### [Assigned task]
Print the data that follows exactly.

(Website and app data records)
________________

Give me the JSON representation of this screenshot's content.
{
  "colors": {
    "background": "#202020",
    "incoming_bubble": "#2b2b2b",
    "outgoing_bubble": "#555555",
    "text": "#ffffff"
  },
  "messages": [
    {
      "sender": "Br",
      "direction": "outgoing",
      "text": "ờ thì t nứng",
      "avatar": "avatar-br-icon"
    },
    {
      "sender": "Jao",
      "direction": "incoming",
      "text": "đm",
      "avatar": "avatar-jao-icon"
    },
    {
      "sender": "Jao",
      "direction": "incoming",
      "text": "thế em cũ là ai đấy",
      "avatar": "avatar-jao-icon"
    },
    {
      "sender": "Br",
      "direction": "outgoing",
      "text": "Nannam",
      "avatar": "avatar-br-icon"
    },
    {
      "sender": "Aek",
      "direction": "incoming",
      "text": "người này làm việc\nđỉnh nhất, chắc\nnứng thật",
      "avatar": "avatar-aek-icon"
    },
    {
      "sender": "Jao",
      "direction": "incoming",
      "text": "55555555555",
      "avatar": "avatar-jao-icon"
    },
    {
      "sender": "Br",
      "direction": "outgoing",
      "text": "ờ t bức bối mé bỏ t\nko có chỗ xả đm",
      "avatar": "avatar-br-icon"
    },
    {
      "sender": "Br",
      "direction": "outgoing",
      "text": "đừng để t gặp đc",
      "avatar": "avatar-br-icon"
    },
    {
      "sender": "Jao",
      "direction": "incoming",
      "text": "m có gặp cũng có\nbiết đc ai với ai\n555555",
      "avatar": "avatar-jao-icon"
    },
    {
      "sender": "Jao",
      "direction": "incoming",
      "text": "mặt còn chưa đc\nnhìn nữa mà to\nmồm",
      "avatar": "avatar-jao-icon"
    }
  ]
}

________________

### [Output]
Give me the JSON representation of this screenshot's content.
{
  "colors": {
    "background": "#202020",
    "incoming_bubble": "#2b2b2b",
    "outgoing_bubble": "#555555",
    "text": "#ffffff"
  },
  "messages": [
    {
      "sender": "Br",
      "direction": "outgoing",
      "text": "ờ thì t nứng",
      "avatar": "avatar-br-icon"
    },
    {
      "sender": "Jao",
      "direction": "incoming",
      "text": "đm",
      "avatar": "avatar-jao-icon"
    },
    {
      "sender": "Jao",
      "direction": "incoming",
      "text": "thế em cũ là ai đấy",
      "avatar": "avatar-jao-icon"
    },
    {
      "sender": "Br",
      "direction": "outgoing",
      "text": "Nannam",
      "avatar": "avatar-br-icon"
    },
    {
      "sender": "Aek",
      "direction": "incoming",
      "text": "người này làm việc\nđỉnh nhất, chắc\nnứng thật",
      "avatar": "avatar-aek-icon"
    },
    {
      "sender": "Jao",
      "direction": "incoming",
      "text": "55555555555",
      "avatar": "avatar-jao-icon"
    },
    {
      "sender": "Br",
      "direction": "outgoing",
      "text": "ờ t bức bối mé bỏ t\nko có chỗ xả đm",
      "avatar": "avatar-br-icon"
    },
    {
      "sender": "Br",
      "direction": "outgoing",
      "text": "đừng để t gặp đc",
      "avatar": "avatar-br-icon"
    },
    {
      "sender": "Jao",
      "direction": "incoming",
      "text": "m có gặp cũng có\nbiết đc ai với ai\n555555",
      "avatar": "avatar-jao-icon"
    },
    {
      "sender": "Jao",
      "direction": "incoming",
      "text": "mặt còn chưa đc\nnhìn nữa mà to\nmồm",
      "avatar": "avatar-jao-icon"
    }
  ]
}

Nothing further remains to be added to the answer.